The NHS describes depression like this:
Depression is more than simply feeling unhappy or fed up for a few days.
Most people go through periods of feeling down, but when you're depressed you feel persistently sad for weeks or months, rather than just a few days.
Some people think depression is trivial and not a genuine health condition. They're wrong – it is a real illness with real symptoms. Depression isn't a sign of weakness or something you can "snap out of" by "pulling yourself together".
The good news is that with the right treatment and support, most people with depression can make a full recovery.
I see depression as a thick black enveloping cloud that makes it impossible to see beyond it. It can mean that you can't get out of bed for days on end, or it can mean that you struggle with everyday life and relationships. Sometimes people turn to food, alcohol or non prescription drugs to numb the pain, sometimes they become isolated, not wanting to be around anyone else.
Medically there are prescription drugs that seem to help, and talking therapies are proven to help too. There is no evidence that having had severe depression once means that you are more likely to have it again - in fact it's the opposite. By getting through it and learning to spot the symptoms before they develop, you're less likely to go back to that place again.

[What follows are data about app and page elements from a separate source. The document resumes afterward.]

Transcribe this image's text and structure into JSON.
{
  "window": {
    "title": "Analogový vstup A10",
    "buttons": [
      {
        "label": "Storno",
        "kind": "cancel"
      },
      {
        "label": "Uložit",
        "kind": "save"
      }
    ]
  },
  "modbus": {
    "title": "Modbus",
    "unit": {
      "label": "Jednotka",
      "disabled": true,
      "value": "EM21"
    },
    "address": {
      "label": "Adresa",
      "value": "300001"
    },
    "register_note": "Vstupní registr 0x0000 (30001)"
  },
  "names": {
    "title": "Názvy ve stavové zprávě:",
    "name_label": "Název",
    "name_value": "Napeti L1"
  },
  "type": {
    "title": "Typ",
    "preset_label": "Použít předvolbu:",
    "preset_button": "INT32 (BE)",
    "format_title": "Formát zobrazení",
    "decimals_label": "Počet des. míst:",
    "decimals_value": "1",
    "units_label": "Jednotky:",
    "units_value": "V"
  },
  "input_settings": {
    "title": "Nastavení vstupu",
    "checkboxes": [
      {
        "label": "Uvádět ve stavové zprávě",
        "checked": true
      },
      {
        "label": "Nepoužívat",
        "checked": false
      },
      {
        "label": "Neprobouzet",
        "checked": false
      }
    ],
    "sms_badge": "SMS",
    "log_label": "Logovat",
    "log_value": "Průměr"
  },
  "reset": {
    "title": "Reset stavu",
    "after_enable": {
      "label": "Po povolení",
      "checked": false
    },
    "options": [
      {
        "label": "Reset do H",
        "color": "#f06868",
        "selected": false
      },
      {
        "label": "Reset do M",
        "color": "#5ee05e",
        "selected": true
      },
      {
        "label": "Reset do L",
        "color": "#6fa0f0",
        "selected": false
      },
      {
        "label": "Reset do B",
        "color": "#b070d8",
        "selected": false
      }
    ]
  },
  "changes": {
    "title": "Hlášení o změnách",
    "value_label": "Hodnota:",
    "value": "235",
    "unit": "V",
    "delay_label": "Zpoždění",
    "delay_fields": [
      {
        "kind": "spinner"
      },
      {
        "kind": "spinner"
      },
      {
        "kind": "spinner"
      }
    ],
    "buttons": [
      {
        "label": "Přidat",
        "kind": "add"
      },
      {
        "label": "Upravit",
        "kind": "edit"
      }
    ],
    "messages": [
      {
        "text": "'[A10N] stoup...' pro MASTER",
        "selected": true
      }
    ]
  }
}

If this feels familiar, contact me and we can begin to work a way through to the other side.